why not somberism?
Part 1 of 3
Somberness is a theme recently added to the pages featured at Cadent Words. Renamed “somberism” to blend in with the “isms” of the quirky organism I created while trying to organize the pieces I have written, I do realize that somberism isn’t a recognized English word, or that it might even exist as an actual literary term.
As with every category featured in the poem section of Cadent Words, somberism isn’t clearly just about sombre things. It’s as murky as any other category and includes such things as satire, imaginary tales, fantasies, and it relates to realities that touch on what is thought of as the darker side of things.
Catch Part 2 of this 3-part segment on somber themes and thoughts:
so sad and somber
so somberly scary
such stygian somberness
surely shouldn’t be
Part 2 of 3
As difficult as it may be for some to sink into the gloomy depths of somberness, why should we ignore emotions that are considered negative or dark, such as melancholy and wrathfulness?
A typical scene filled with rage and anger – the creative writing pieces I tend to lean towards are not so much evil or having to do with violence, but tend to lean towards darker emotions such as sadness, anger, loneliness and grief.
What would poetry be without the intensity of sombre thoughts and sullen emotions? I sometimes think that’s why poetry was invented.
Be sure to catch the final segment on all things dreich and dreary:
Part 3 of 3
As I started the week and reached the end of it to finalize the somber pages of these featured highlights, the reality of burning fires, close to and across the shores from where I live, brought the sense of sombre things home.
Not having firsthand experience of living through an actual burning fire, the closest I can relate to it is how the gaseous fumes travel through the air. The distinct smudge of opaque grey makes it impossible to see the shores where the fires are burning, and the sting hits the eyes and nose like a mosquito.
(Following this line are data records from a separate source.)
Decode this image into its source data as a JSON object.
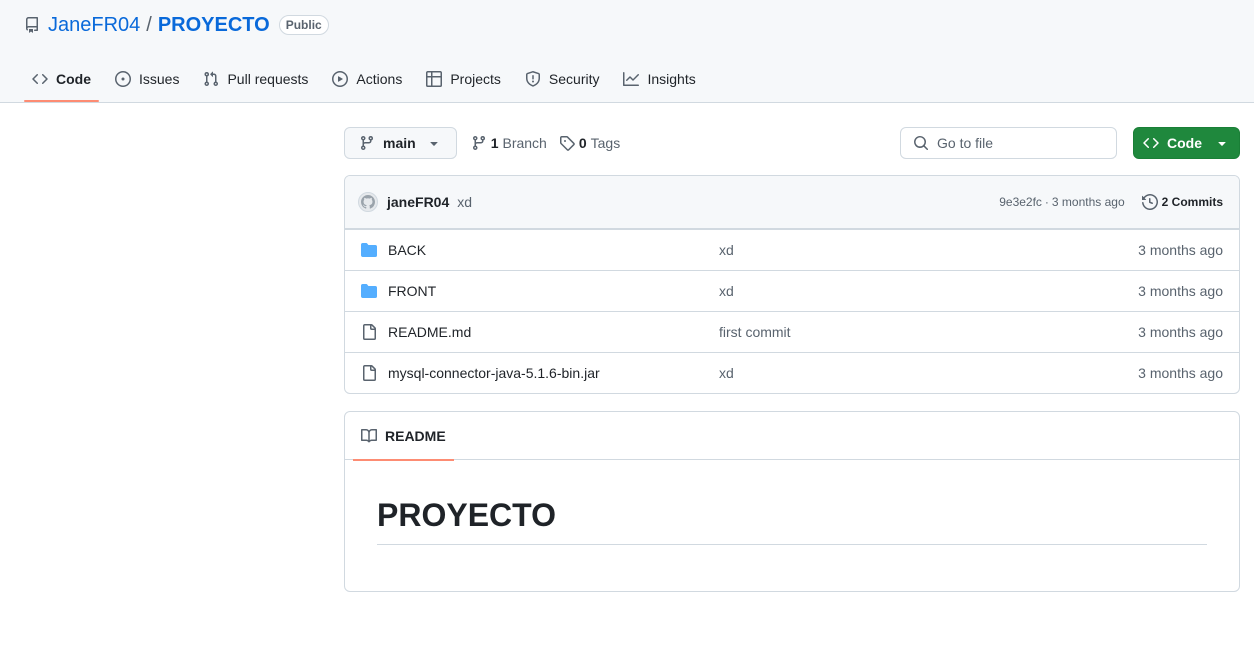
{
  "repo": {
    "owner": "JaneFR04",
    "separator": "/",
    "name": "PROYECTO",
    "visibility": "Public"
  },
  "nav": {
    "tabs": [
      {
        "label": "Code",
        "icon": "code-icon",
        "active": true
      },
      {
        "label": "Issues",
        "icon": "issue-icon"
      },
      {
        "label": "Pull requests",
        "icon": "pull-request-icon"
      },
      {
        "label": "Actions",
        "icon": "play-icon"
      },
      {
        "label": "Projects",
        "icon": "table-icon"
      },
      {
        "label": "Security",
        "icon": "shield-icon"
      },
      {
        "label": "Insights",
        "icon": "graph-icon"
      }
    ]
  },
  "toolbar": {
    "branch": "main",
    "branch_count": "1",
    "branch_label": "Branch",
    "tag_count": "0",
    "tag_label": "Tags",
    "search_placeholder": "Go to file",
    "code_button": "Code"
  },
  "commit": {
    "author": "janeFR04",
    "message": "xd",
    "hash": "9e3e2fc",
    "separator": "·",
    "time": "3 months ago",
    "commits_label": "2 Commits"
  },
  "files": [
    {
      "type": "folder",
      "name": "BACK",
      "message": "xd",
      "date": "3 months ago"
    },
    {
      "type": "folder",
      "name": "FRONT",
      "message": "xd",
      "date": "3 months ago"
    },
    {
      "type": "file",
      "name": "README.md",
      "message": "first commit",
      "date": "3 months ago"
    },
    {
      "type": "file",
      "name": "mysql-connector-java-5.1.6-bin.jar",
      "message": "xd",
      "date": "3 months ago"
    }
  ],
  "readme": {
    "tab_label": "README",
    "heading": "PROYECTO"
  },
  "colors": {
    "accent_link": "#0969da",
    "active_underline": "#fd8c73",
    "primary_button": "#1f883d",
    "folder_icon": "#54aeff"
  }
}
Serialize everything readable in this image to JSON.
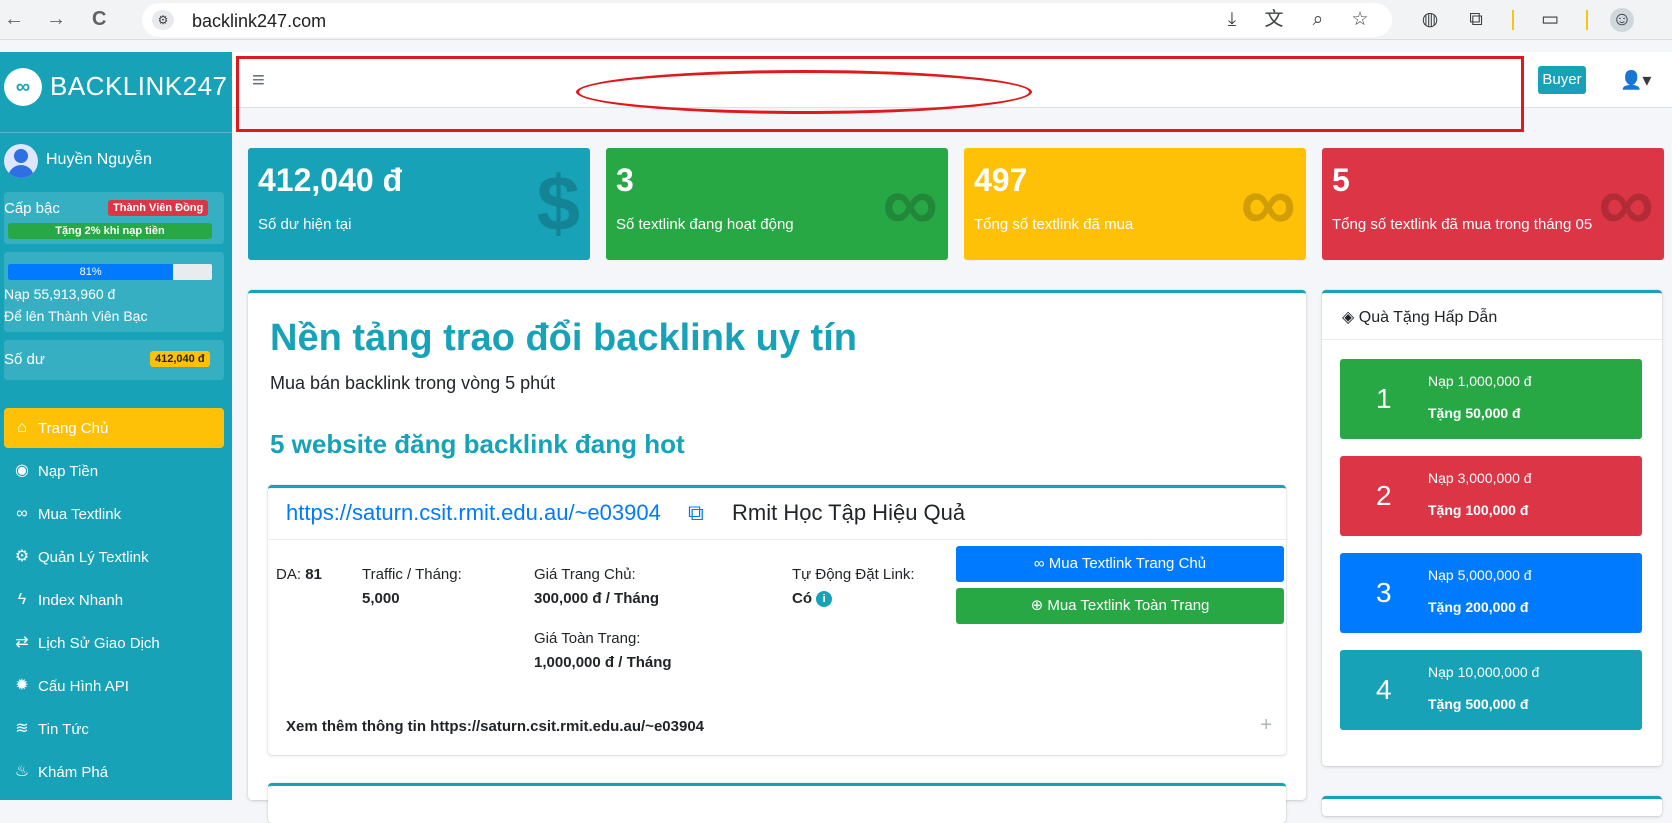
{
  "browser": {
    "url": "backlink247.com",
    "back_icon": "←",
    "forward_icon": "→",
    "reload_icon": "C"
  },
  "brand": {
    "name": "BACKLINK247"
  },
  "user": {
    "name": "Huyền Nguyễn",
    "rank_label": "Cấp bậc",
    "rank_badge": "Thành Viên Đồng",
    "bonus_badge": "Tặng 2% khi nạp tiền",
    "progress_percent": 81,
    "progress_text": "81%",
    "deposit_line": "Nạp 55,913,960 đ",
    "next_rank_line": "Để lên Thành Viên Bạc",
    "balance_label": "Số dư",
    "balance_badge": "412,040 đ"
  },
  "menu": [
    {
      "label": "Trang Chủ",
      "icon": "home-icon",
      "glyph": "⌂",
      "active": true
    },
    {
      "label": "Nạp Tiền",
      "icon": "piggy-bank-icon",
      "glyph": "◉",
      "active": false
    },
    {
      "label": "Mua Textlink",
      "icon": "link-icon",
      "glyph": "∞",
      "active": false
    },
    {
      "label": "Quản Lý Textlink",
      "icon": "sitemap-icon",
      "glyph": "⚙",
      "active": false
    },
    {
      "label": "Index Nhanh",
      "icon": "bolt-icon",
      "glyph": "ϟ",
      "active": false
    },
    {
      "label": "Lịch Sử Giao Dịch",
      "icon": "exchange-icon",
      "glyph": "⇄",
      "active": false
    },
    {
      "label": "Cấu Hình API",
      "icon": "cog-icon",
      "glyph": "✹",
      "active": false
    },
    {
      "label": "Tin Tức",
      "icon": "rss-icon",
      "glyph": "≋",
      "active": false
    },
    {
      "label": "Khám Phá",
      "icon": "fire-icon",
      "glyph": "♨",
      "active": false
    }
  ],
  "topnav": {
    "buyer_label": "Buyer"
  },
  "stats": [
    {
      "value": "412,040 đ",
      "label": "Số dư hiện tại",
      "color": "#17a2b8",
      "icon": "dollar-icon",
      "glyph": "$"
    },
    {
      "value": "3",
      "label": "Số textlink đang hoạt động",
      "color": "#28a745",
      "icon": "link-icon",
      "glyph": "∞"
    },
    {
      "value": "497",
      "label": "Tổng số textlink đã mua",
      "color": "#ffc107",
      "icon": "link-icon",
      "glyph": "∞"
    },
    {
      "value": "5",
      "label": "Tổng số textlink đã mua trong tháng 05",
      "color": "#dc3545",
      "icon": "link-icon",
      "glyph": "∞"
    }
  ],
  "main": {
    "title": "Nền tảng trao đổi backlink uy tín",
    "subtitle": "Mua bán backlink trong vòng 5 phút",
    "hot_title": "5 website đăng backlink đang hot"
  },
  "site": {
    "url": "https://saturn.csit.rmit.edu.au/~e03904",
    "name": "Rmit Học Tập Hiệu Quả",
    "da_label": "DA:",
    "da_value": "81",
    "traffic_label": "Traffic / Tháng:",
    "traffic_value": "5,000",
    "home_price_label": "Giá Trang Chủ:",
    "home_price_value": "300,000 đ / Tháng",
    "full_price_label": "Giá Toàn Trang:",
    "full_price_value": "1,000,000 đ / Tháng",
    "auto_label": "Tự Động Đặt Link:",
    "auto_value": "Có",
    "btn_home": "Mua Textlink Trang Chủ",
    "btn_full": "Mua Textlink Toàn Trang",
    "more_text": "Xem thêm thông tin https://saturn.csit.rmit.edu.au/~e03904"
  },
  "gifts": {
    "title": "Quà Tặng Hấp Dẫn",
    "items": [
      {
        "num": "1",
        "line1": "Nạp 1,000,000 đ",
        "line2": "Tặng 50,000 đ",
        "color": "#28a745"
      },
      {
        "num": "2",
        "line1": "Nạp 3,000,000 đ",
        "line2": "Tặng 100,000 đ",
        "color": "#dc3545"
      },
      {
        "num": "3",
        "line1": "Nạp 5,000,000 đ",
        "line2": "Tặng 200,000 đ",
        "color": "#007bff"
      },
      {
        "num": "4",
        "line1": "Nạp 10,000,000 đ",
        "line2": "Tặng 500,000 đ",
        "color": "#17a2b8"
      }
    ]
  }
}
Certainly not as somber or impactful as describing what it would be like to be caught in an actual fire, I’m certainly grateful to not have experienced that and surely hope to never do so.